--- Data excerpts ---

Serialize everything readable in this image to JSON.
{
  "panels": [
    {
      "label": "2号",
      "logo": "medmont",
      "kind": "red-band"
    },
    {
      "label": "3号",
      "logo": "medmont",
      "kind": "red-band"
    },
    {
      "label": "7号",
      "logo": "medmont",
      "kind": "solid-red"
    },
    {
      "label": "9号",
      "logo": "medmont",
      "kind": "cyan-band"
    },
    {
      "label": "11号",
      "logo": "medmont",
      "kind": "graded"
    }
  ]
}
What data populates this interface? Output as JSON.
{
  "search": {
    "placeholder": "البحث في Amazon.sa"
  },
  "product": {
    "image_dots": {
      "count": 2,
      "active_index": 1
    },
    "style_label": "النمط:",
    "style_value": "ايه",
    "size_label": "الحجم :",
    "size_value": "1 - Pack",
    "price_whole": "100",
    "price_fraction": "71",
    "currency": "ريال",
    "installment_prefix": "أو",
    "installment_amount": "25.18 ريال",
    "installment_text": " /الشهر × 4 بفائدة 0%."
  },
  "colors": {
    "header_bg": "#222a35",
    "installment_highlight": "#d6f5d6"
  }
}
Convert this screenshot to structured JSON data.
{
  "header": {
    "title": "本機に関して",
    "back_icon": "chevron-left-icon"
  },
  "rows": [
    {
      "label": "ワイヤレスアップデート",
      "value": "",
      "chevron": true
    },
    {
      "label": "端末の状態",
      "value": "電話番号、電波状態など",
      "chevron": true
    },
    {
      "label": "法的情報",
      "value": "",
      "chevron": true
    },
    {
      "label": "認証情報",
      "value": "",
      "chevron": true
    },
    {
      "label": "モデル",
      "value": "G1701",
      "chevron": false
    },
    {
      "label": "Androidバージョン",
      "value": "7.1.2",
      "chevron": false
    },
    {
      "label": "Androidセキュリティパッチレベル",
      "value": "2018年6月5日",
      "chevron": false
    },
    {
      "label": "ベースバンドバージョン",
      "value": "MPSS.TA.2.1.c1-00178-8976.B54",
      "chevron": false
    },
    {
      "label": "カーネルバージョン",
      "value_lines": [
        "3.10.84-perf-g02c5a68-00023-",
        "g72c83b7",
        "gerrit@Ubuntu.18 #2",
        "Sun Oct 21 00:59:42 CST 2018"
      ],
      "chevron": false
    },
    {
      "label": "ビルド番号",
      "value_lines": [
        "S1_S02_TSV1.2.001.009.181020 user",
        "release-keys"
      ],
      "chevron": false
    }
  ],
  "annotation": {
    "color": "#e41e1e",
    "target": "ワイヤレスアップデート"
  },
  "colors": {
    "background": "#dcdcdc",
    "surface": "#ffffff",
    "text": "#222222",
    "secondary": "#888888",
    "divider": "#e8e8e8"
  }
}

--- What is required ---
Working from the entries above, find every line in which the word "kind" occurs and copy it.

--- Answer section ---
      "kind": "red-band"
      "kind": "red-band"
      "kind": "solid-red"
      "kind": "cyan-band"
      "kind": "graded"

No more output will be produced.